First, let’s take care of the insecurity issue as best we can. Going back to iMessage v Messages example–we can’t control for security with messages or calls that terminate at a different carrier. But, we can encrypt for Listen-to-Listen users.
Next, let’s make the numbers extensible. Let’s have a way for people to control which device rings when or let’s have the logic to do that easily for our customers and let’s also provide them with those devices so they can built a communication channel according to their preferences.
I did that with my Listen BatPhone (for at-home deliveries) and my Magic Mirror Listen module (for high-priority messages when my phone is off). Being able to have my phone tucked away while at home without any anxiety over whether I’m missing something important is a luxury. Phone calls shouldn’t be just ‘full screen’ or ‘blocked’–I should be able to say, “when I walk into my office, ring my office phone instead of my cell phone” or, “make my Jewelbot blink if I get a text from this person,” and this is all accessible through one number. One number can handle this all–spinning off several numbers to handle several scenarios/contacts is insane to me.And coupled with one’s data plan, all the devices can be SIM-enabled
You should be able to auth into your phone number, you should be able to share data from it and switch feature sets. I think of where phone numbers have to go similar to where MVNOs failed–those that focused on creating single ‘super app’ like ESPN Mobile missed that the boat was going towards iPhone AppStore and that soon one would have a million different ESPN Mobile-like systems running on their phone. Your phone number is currently the equivalent of a ‘super app’ on your phone–only behaving in one defined way for texts and calls. But I believe, your number should have a wide range of behaviors and feature sets to choose from based on the device and owner. Pairing that with the ability to drop SIM cards also tied to one’s data plan into your home and office devices could get pretty crazy. ‘Allow incoming phone calls to be displayed on my television if from X high-priority contact + I’m not currently on my phone,’ or a swipe left to display a photo taken while you’re walking through NYC to your significant other’s frame unless they’re not home–then fallback to a text (provided they’re also using Listen and thus living with synchronized devices–see, a network lock-in!).

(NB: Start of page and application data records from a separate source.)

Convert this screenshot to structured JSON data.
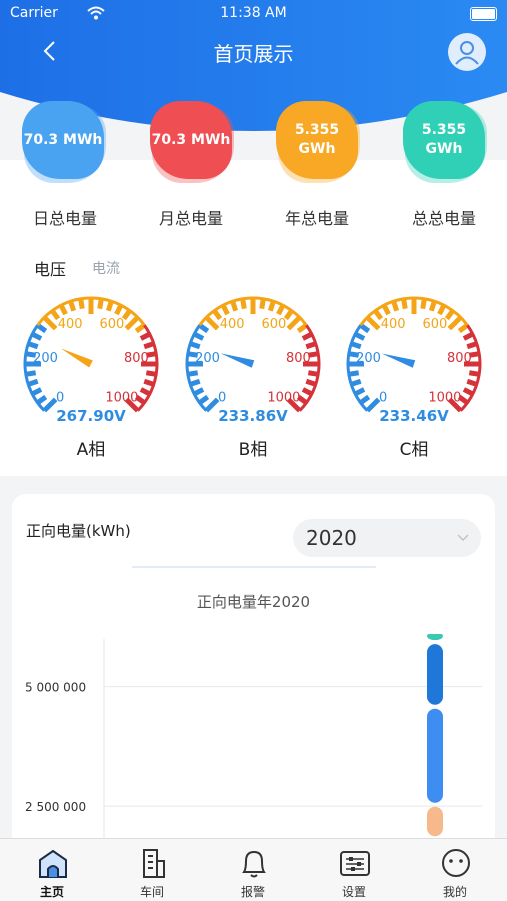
{
  "status_bar": {
    "carrier": "Carrier",
    "time": "11:38 AM"
  },
  "header": {
    "title": "首页展示"
  },
  "stats": [
    {
      "value": "70.3 MWh",
      "label": "日总电量",
      "color": "#4aa3f0"
    },
    {
      "value": "70.3 MWh",
      "label": "月总电量",
      "color": "#ef4f52"
    },
    {
      "value": "5.355\nGWh",
      "value_line1": "5.355",
      "value_line2": "GWh",
      "label": "年总电量",
      "color": "#f8a825"
    },
    {
      "value_line1": "5.355",
      "value_line2": "GWh",
      "label": "总总电量",
      "color": "#2fd0b6"
    }
  ],
  "tabs": {
    "active": "电压",
    "inactive": "电流"
  },
  "gauges": [
    {
      "value": 267.9,
      "text": "267.90V",
      "name": "A相",
      "needle_color": "#f4a416"
    },
    {
      "value": 233.86,
      "text": "233.86V",
      "name": "B相",
      "needle_color": "#2f8ce0"
    },
    {
      "value": 233.46,
      "text": "233.46V",
      "name": "C相",
      "needle_color": "#2f8ce0"
    }
  ],
  "gauge_ticks": [
    "0",
    "200",
    "400",
    "600",
    "800",
    "1000"
  ],
  "card": {
    "title": "正向电量(kWh)",
    "year": "2020",
    "chart_title": "正向电量年2020"
  },
  "chart_data": {
    "type": "bar",
    "y_ticks": [
      "5 000 000",
      "2 500 000"
    ],
    "y_tick_values": [
      5000000,
      2500000
    ],
    "ylim": [
      1500000,
      6100000
    ],
    "stacks": [
      {
        "category": "",
        "segments": [
          {
            "color": "#3ac9b2",
            "value": 250000
          },
          {
            "color": "#1f78d8",
            "value": 1350000
          },
          {
            "color": "#3d8ef0",
            "value": 2050000
          },
          {
            "color": "#f7b88c",
            "value": 700000
          }
        ]
      }
    ]
  },
  "tabbar": [
    {
      "label": "主页",
      "icon": "home-icon"
    },
    {
      "label": "车间",
      "icon": "building-icon"
    },
    {
      "label": "报警",
      "icon": "bell-icon"
    },
    {
      "label": "设置",
      "icon": "settings-icon"
    },
    {
      "label": "我的",
      "icon": "face-icon"
    }
  ],
  "colors": {
    "brand_blue": "#1f77e8",
    "gauge_blue": "#2f8ce0",
    "gauge_orange": "#f4a416",
    "gauge_red": "#d6323a"
  }
}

Phone numbers should mean, ‘get X to this person,’ instead of, ‘ping their one device’ and phone numbers should know enough about your importance to your contact and how your contact wants to be notified based on that importance. This should be done simply, mindlessly–users shouldn’t have complicated groups or rules for contacts.
Inbox-based communication like email benefited from inheriting a sense of asynchrony since at its origin expectation was that people would ‘check’ their email not constantly be receiving it on their phone. Text didn’t get the same advantage. Texting via your phone number is simultaneously inbox-based AND synchronous–especially with the rise of ‘invisible apps–which is painful as hell.

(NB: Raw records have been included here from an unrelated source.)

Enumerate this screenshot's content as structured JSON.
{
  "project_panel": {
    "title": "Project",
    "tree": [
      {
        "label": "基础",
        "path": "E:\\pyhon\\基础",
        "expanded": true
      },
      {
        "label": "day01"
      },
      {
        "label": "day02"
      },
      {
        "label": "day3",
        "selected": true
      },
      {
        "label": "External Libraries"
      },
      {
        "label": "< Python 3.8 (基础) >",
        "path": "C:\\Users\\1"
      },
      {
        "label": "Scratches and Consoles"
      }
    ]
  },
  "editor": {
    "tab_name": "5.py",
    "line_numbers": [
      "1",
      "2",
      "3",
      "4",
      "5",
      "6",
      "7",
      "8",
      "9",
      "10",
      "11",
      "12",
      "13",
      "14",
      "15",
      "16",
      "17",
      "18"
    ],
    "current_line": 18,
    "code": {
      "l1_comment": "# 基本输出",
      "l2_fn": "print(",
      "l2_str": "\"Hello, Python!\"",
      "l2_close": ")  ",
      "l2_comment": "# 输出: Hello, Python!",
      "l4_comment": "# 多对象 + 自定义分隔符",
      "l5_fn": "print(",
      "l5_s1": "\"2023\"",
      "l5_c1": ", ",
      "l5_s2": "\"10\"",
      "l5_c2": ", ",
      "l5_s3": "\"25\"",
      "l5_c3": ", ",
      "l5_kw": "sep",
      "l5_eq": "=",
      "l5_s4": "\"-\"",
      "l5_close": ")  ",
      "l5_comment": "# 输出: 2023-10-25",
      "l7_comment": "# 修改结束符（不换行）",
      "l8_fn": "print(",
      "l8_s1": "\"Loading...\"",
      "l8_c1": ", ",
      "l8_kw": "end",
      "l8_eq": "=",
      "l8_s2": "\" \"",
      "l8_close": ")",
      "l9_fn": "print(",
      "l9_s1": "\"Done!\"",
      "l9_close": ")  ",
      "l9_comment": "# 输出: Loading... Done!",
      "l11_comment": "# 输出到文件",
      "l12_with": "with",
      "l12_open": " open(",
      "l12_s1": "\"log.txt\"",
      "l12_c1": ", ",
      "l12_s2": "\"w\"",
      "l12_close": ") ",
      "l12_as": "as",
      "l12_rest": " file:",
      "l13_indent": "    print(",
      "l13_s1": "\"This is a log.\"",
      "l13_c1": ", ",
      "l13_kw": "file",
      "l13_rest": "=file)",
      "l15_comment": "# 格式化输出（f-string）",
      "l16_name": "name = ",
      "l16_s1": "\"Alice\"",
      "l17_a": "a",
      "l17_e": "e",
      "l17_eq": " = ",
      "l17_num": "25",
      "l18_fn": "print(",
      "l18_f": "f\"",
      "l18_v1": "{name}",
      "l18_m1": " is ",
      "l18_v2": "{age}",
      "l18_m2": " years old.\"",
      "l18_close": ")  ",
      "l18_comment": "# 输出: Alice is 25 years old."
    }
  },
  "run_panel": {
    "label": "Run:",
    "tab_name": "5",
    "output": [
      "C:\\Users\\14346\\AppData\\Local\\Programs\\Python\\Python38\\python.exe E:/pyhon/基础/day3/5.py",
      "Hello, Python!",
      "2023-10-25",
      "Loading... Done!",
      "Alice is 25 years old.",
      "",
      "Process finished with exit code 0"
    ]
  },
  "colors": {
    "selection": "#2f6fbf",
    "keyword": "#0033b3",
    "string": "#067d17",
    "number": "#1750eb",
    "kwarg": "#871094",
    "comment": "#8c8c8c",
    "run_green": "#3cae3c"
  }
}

Your number should understand, “silence all calls and texts from this person but still display them for me in a separate folder” and “allow this person to choose to blink the lights in my house if they text me” and “send this message to this person WITHOUT sending them a notification.” We want to make communication better by giving both sides more control over notification system for texts and calls. They should sync with your calendar and react logically to context / time of day for you.
313.492.4177 is my only number and it handles everything perfectly for me. I could paint that number on my naked chest and walk around Times Square and still have a completely capable, unsullied phone number. It’s a shame how little control we’ve had over notifications and our phone’s inbox in the past. I’m happy to say we’re able to finally give you that capability. And we’re working on the rest of it.

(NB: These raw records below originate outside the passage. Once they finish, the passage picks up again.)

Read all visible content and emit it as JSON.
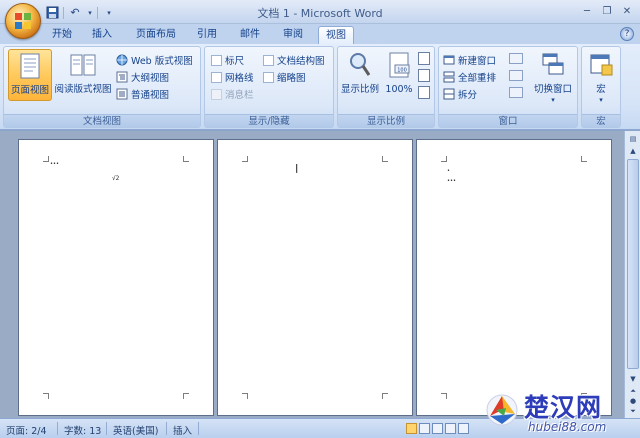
{
  "window": {
    "title": "文档 1 - Microsoft Word"
  },
  "tabs": [
    {
      "label": "开始",
      "active": false
    },
    {
      "label": "插入",
      "active": false
    },
    {
      "label": "页面布局",
      "active": false
    },
    {
      "label": "引用",
      "active": false
    },
    {
      "label": "邮件",
      "active": false
    },
    {
      "label": "审阅",
      "active": false
    },
    {
      "label": "视图",
      "active": true
    }
  ],
  "ribbon": {
    "doc_views": {
      "label": "文档视图",
      "print_layout": "页面视图",
      "reading_layout": "阅读版式视图",
      "web_layout": "Web 版式视图",
      "outline": "大纲视图",
      "draft": "普通视图"
    },
    "show_hide": {
      "label": "显示/隐藏",
      "ruler": "标尺",
      "gridlines": "网格线",
      "message_bar": "消息栏",
      "doc_map": "文档结构图",
      "thumbnails": "缩略图"
    },
    "zoom": {
      "label": "显示比例",
      "zoom_btn": "显示比例",
      "hundred": "100%",
      "hundred_icon_text": "100"
    },
    "window_group": {
      "label": "窗口",
      "new_window": "新建窗口",
      "arrange_all": "全部重排",
      "split": "拆分",
      "switch_windows": "切换窗口"
    },
    "macros": {
      "label": "宏",
      "macros_btn": "宏"
    }
  },
  "status": {
    "page": "页面: 2/4",
    "words": "字数: 13",
    "language": "英语(美国)",
    "mode": "插入"
  },
  "watermark": {
    "name": "楚汉网",
    "url": "hubei88.com"
  },
  "pages": [
    {
      "snippets": [
        "•••",
        "√2"
      ]
    },
    {
      "snippets": [
        "|"
      ]
    },
    {
      "snippets": [
        "•",
        "•••"
      ]
    }
  ],
  "colors": {
    "accent": "#15428b",
    "selected": "#ffc95c",
    "brand_blue": "#2d3cb9"
  }
}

Anyways, if you agree or disagree, feel free to let me know. I can’t believe you read all this. Thank you.